### Work instruction
Whenever "screenshot" occurs in a line of the material, list that line.

(Beginning of Data excerpts)

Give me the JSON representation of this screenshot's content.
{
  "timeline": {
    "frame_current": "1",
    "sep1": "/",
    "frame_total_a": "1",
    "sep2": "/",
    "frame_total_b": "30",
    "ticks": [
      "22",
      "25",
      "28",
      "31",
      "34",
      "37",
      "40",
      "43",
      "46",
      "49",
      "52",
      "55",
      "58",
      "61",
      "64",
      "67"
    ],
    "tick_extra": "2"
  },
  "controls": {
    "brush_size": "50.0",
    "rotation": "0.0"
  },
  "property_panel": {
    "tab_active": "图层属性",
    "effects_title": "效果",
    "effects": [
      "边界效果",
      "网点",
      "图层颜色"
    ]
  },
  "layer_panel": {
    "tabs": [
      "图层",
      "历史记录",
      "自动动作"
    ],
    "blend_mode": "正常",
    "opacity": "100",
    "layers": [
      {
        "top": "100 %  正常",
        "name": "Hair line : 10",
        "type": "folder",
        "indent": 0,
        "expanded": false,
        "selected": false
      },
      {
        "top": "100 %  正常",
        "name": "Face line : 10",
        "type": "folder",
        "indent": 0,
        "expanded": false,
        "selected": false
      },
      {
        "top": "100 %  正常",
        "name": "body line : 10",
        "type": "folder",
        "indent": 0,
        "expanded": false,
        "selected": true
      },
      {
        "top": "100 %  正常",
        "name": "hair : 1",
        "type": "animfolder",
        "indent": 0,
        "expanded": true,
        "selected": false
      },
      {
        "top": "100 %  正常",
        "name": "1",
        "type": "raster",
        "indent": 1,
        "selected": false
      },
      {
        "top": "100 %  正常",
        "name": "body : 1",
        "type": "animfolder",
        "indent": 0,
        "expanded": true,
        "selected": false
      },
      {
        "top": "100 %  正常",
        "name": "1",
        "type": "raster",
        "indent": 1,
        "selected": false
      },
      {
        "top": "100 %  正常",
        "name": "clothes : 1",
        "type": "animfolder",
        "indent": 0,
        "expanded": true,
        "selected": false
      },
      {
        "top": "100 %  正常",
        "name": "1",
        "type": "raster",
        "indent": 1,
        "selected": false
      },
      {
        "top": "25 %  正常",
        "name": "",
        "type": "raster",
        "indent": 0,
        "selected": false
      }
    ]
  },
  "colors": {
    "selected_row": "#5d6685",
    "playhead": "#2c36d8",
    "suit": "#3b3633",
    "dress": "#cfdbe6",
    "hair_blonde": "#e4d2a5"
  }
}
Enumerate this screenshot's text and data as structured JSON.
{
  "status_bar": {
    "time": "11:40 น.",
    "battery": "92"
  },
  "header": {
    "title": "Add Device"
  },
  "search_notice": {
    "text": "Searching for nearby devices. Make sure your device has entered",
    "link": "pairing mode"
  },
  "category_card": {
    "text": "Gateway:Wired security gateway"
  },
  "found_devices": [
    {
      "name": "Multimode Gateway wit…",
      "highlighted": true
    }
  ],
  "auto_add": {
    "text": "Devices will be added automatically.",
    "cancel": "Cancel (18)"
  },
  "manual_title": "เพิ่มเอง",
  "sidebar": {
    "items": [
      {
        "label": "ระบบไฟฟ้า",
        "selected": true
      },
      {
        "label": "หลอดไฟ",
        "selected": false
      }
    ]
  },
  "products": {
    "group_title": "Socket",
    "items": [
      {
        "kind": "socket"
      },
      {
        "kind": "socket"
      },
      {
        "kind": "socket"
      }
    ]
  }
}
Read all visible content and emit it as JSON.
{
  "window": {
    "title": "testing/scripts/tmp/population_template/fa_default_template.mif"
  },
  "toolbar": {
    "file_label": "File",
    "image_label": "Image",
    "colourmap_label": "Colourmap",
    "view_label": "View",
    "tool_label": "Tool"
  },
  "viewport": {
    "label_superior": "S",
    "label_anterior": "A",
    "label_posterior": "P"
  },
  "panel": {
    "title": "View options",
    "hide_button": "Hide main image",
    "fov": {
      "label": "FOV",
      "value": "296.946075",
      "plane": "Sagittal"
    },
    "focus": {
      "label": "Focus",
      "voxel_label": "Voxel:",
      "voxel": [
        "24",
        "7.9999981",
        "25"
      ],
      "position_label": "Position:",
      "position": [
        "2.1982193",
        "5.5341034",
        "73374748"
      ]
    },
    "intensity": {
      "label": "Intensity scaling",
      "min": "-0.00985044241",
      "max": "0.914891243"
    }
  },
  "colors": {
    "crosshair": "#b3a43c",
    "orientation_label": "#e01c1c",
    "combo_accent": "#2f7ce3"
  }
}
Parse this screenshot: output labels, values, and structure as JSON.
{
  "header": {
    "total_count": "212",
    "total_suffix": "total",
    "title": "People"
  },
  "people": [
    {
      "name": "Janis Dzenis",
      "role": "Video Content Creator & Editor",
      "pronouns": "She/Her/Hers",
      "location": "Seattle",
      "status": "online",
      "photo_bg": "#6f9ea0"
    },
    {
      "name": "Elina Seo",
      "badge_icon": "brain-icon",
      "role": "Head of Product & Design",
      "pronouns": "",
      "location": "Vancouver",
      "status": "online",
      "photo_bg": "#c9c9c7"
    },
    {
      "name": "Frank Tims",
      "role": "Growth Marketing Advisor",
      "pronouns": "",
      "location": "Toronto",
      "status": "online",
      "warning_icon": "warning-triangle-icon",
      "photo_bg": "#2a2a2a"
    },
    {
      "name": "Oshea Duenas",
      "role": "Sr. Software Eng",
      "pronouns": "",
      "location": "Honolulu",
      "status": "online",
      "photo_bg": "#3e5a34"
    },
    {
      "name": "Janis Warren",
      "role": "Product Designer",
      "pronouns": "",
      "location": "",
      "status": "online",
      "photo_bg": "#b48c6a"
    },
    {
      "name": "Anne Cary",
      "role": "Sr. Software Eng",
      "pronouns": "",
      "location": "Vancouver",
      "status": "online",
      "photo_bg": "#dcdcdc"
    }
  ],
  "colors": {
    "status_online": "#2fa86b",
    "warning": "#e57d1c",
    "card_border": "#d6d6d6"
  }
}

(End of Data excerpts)

### Output below
Give me the JSON representation of this screenshot's content.
Enumerate this screenshot's text and data as structured JSON.
Parse this screenshot: output labels, values, and structure as JSON.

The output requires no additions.